Permanent link to cite or share this item: http://hdl.handle.net/10568/78217
The persistent challenge of insufficient food, unbalanced nutrition, and deteriorating natural resources in the most vulnerable nations, characterized by fast population growth, calls for utilization of innovative technologies to curb constraints of crop production. Enhancing genetic gain by using a multipronged approach that combines conventional and genomic technologies for the development of stress-tolerant varieties with high yield and nutritional quality is necessary. The advent of next-generation sequencing (NGS) technologies holds the potential to dramatically impact the crop improvement process. NGS enables whole-genome sequencing (WGS) and re-sequencing, transcriptome sequencing, metagenomics, as well as high-throughput genotyping, which can be applied for genome selection (GS). It can also be applied to diversity analysis, genetic and epigenetic characterization of germplasm and pathogen detection, identification, and elimination. High-throughput phenotyping, integrated data management, and decision support tools form the necessary supporting environment for effective utilization of genome sequence information. It is important that these opportunities for mainstreaming innovative breeding strategies, enabled by cutting-edge “Omics” technologies, are seized in Africa; however, several constraints must be addressed before the benefit of NGS can be fully realized. African breeding programs must have access to high-throughput genotyping facilities, capacity in the application of genome selection and marker-assisted breeding must be built and supported by capacity in genomic analysis and bioinformatics.

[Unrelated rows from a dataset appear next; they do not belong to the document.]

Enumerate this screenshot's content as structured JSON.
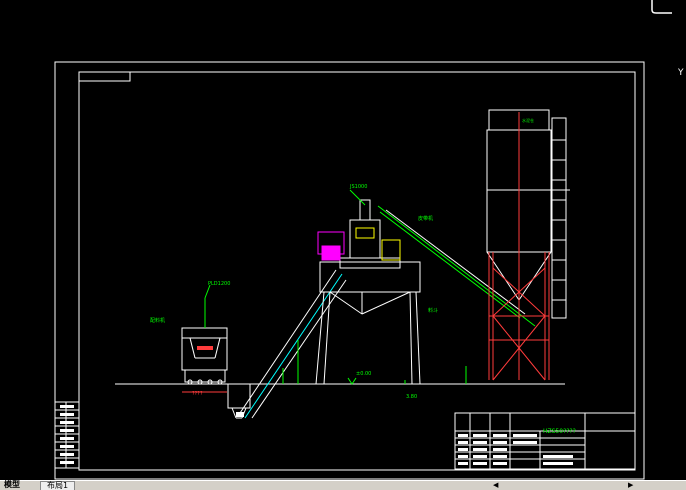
{
  "drawing": {
    "labels": {
      "mixer_top": "JS1000",
      "conveyor": "皮带机",
      "silo_label": "水泥仓",
      "batcher": "PLD1200",
      "batcher_side": "配料机",
      "titlebox_code": "HZS50????",
      "dim_bottom": "????",
      "elev1": "±0.00",
      "elev2": "3.80",
      "side_label": "料斗"
    }
  },
  "ui": {
    "tab_model": "模型",
    "tab_layout": "布局1",
    "scroll_left": "◀",
    "scroll_right": "▶",
    "side_marker": "Y"
  },
  "colors": {
    "frame": "#ffffff",
    "structure": "#ffffff",
    "silo_legs": "#ff3b3b",
    "mixer": "#ff00ff",
    "green": "#00ff00",
    "cyan": "#00ffff",
    "yellow": "#ffff00"
  }
}
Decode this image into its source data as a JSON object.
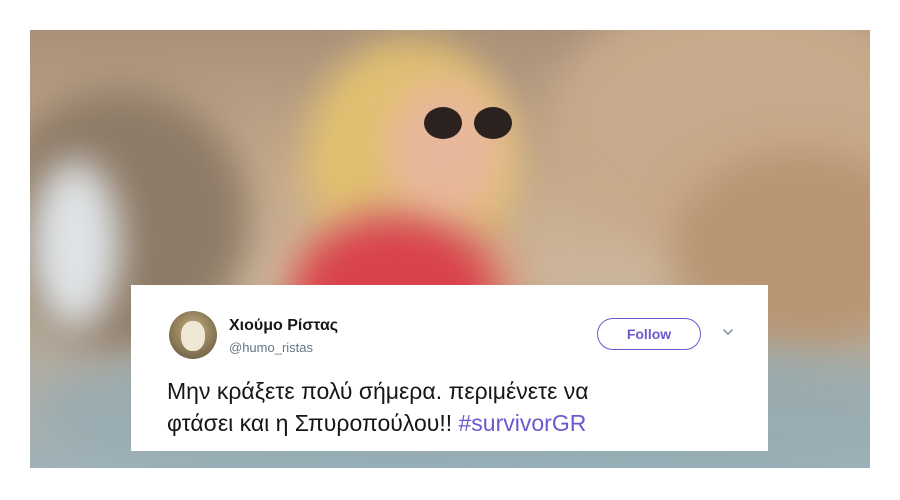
{
  "tweet": {
    "name": "Χιούμο Ρίστας",
    "handle": "@humo_ristas",
    "follow_label": "Follow",
    "text_line1": "Μην κράξετε πολύ σήμερα. περιμένετε να",
    "text_line2": "φτάσει και η Σπυροπούλου!!",
    "hashtag": "#survivorGR"
  },
  "icons": {
    "avatar": "dog-avatar",
    "more": "chevron-down-icon"
  },
  "colors": {
    "accent": "#6a5acd",
    "text": "#14171a",
    "muted": "#657786"
  }
}
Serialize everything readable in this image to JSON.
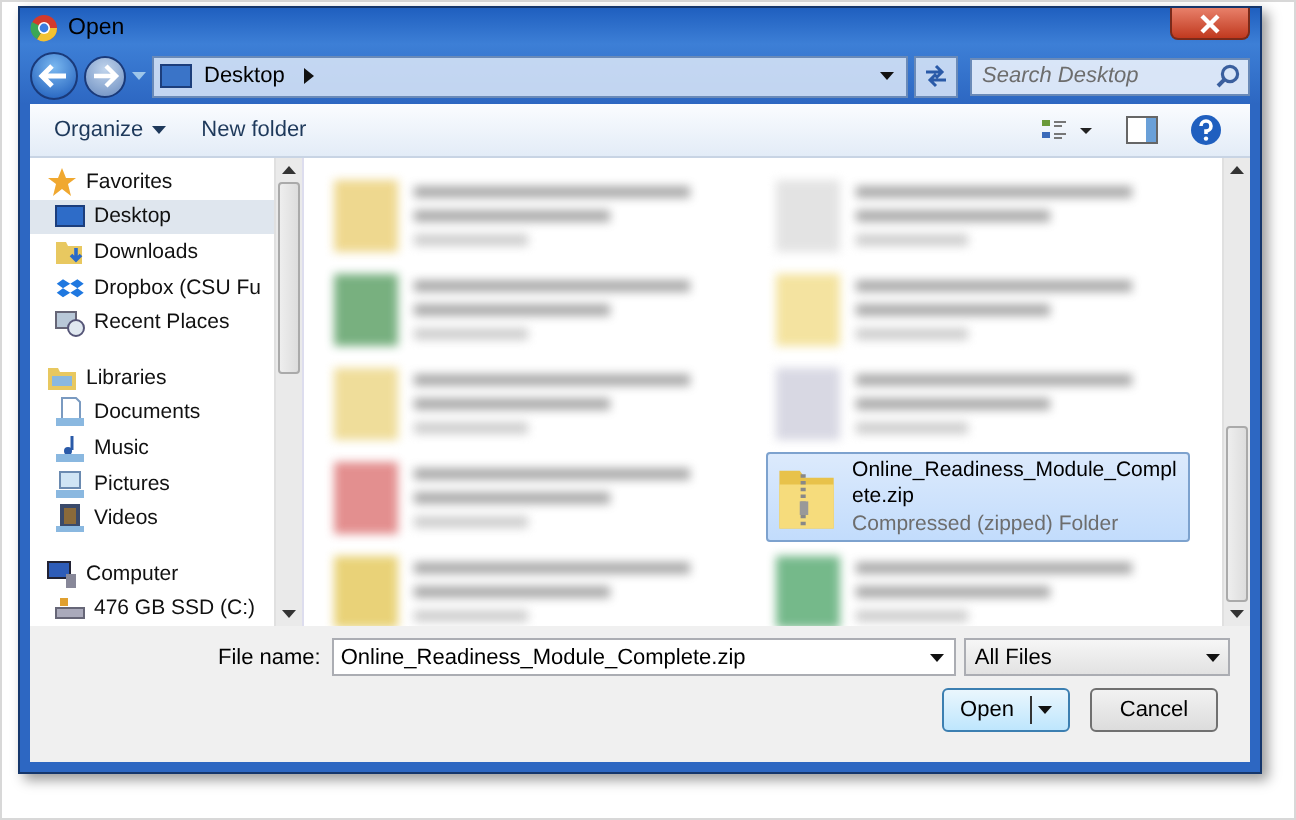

This chapter demonstrates how interventions with NGS-enabled innovative strategies can be applied to increase genetic gain with insights from the Consortium of International Agricultural Research (CGIAR) in general and the International Institute of Tropical Agriculture (IITA) in particular.